Like an overdue brake pad inspection, an obsolete system is a problem that can sneak up on you and cost you a lot of time and money to fix. System obsolescence is a big issue, and companies often don’t realize their components and systems are obsolete until it causes a crisis. Understanding the status of your system and components will help you make meaningful changes and upgrades that will help you get more life out of your systems.
Much like worn out brake pads, aging systems will begin to “squeak.” The trick is knowing what to look for. Here are some telltale signs that your system is due for a technology refresh.
Do equipment breakdowns leave you stranded?
Obsolete hardware that is no longer manufactured is extremely difficult to manage when something breaks. What would you do if your system breaks? Do you or your engineers spend hours scouring eBay and used part resellers? Companies with obsolete hardware and software suffer prolonged downtime while they retrofit solutions to existing components with limited support from vendors.
Slow Execution? Lots of Equipment Errors? Hard to Get Support?
Systems moving into obsolescence will begin to generate more failures. Those failures in turn require engineering time to remedy. If this is happening frequently, or if you start having those calls with support where the support engineer on the other end has ‘never heard of that before’, you may be encountering complications from obsolescence. These may seem like nuisance issues, but eventually the situation may arrive when things cannot be fixed or a significant downtime event happens.
Are compatibility issues preventing you from adding new features?
Old operating systems and hardware aren’t often compatible with new hardware. To keep up with testing demands, companies often need increasing capabilities like more channels and the ability to test in increasingly harsh environments, but they get stuck when they are limited to the hardware that an old operating system can manage.
Is your system open to security breaches?
Because of the widening Internet of Things, control systems are more susceptible to cyber-attacks. If you are running on an unsupported platform, like Windows XP, you are even more at risk of experiencing a cyber event. Each month, software companies send out system updates and patches that fix the security issues hackers are exploiting. By keeping your system updated and routinely patching your system, you can protect against the majority of cyber attacks.
The Secret to Immortality
If you answered yes to any of these questions, your test system is showing its age. Obsolescence is a reality that all systems will eventually face. After all, no one’s carrying around that cutting-edge iPhone 1 anymore, are they? While you have to buy a whole new iPhone, your test system is more flexible than that. Managing obsolescence is about solving small problems before they become big problems.
A tech refresh gives you the opportunity to evaluate your overall testing needs. To make sure the changes you implement will help future-proof your system, follow these steps:
1. Inventory hardware and drivers
2. Identify obsolete hardware components
3. Assess risks of continued use
4. Assess risks/benefits of replacing obsolete components
5. Remedy problems with new drivers or replacement hardware
6. Add new components to meet additional needs
When you identify and implement changes, consider these enhancements to your overall system:
- Upgrade your software: Upgrade platforms from unsupported software to new supported and more secure versions
- Modernizing your existing hardware: Expand capabilities with better data acquisition and test components
- Future-proofing new systems: Design modular test systems with growth and driver updates in mind.

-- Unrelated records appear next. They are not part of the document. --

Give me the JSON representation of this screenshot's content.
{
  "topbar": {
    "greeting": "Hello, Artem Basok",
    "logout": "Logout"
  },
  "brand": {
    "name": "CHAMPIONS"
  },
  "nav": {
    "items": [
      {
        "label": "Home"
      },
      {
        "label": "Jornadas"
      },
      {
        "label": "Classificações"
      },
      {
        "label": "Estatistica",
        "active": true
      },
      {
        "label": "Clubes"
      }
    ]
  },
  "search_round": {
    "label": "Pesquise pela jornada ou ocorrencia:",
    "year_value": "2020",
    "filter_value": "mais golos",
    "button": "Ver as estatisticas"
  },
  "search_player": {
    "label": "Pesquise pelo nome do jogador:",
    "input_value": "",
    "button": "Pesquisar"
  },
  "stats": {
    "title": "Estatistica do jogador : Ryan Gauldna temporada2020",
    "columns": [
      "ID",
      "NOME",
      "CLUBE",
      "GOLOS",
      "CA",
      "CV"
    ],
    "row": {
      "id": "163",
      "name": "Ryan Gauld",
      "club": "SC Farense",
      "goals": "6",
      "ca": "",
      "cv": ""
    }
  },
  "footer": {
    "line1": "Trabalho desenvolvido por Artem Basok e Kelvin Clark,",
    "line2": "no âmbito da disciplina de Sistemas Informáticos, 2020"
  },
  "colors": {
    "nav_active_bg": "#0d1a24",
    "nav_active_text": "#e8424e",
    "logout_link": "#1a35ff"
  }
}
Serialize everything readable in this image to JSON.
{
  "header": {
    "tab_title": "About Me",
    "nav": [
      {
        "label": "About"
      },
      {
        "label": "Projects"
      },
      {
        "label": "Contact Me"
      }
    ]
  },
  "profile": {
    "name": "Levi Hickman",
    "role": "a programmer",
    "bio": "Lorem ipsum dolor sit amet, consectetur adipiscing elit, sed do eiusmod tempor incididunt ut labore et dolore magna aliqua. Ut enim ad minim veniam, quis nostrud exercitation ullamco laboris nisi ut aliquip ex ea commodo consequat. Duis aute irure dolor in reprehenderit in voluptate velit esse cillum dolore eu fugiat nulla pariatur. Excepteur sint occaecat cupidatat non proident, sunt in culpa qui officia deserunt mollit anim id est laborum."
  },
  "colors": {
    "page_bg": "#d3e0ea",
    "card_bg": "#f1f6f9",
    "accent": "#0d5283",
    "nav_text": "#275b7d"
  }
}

For example, modularizing driver calls in a LabVIEW class structure will allow software to be readily upgraded to support new drivers and new hardware in the future.
In many cases, a full tech refresh is not the only solution. Sometimes technology insertion can extend the lifespan of a test system simply by replacing an aged subsystem in such a way that the brand-new subsystem has the same form/fit/function as the module it replaced. This can be less expensive than a full tech refresh while minimizing the overall impact of the changes by leaving still-working components in place.
Performing a tech refresh can solve many problems your team may be facing due to obsolete hardware and software. Examine your test system today for the signs of obsolescence: downtime, little to no support, holes in test coverage, and strained compatibility requirements. So, are your brakes squeaking?
Download our Complete Guide to Managing Obsolescence to learn more about how to identify obsolescence issues early and manage them once they are identified.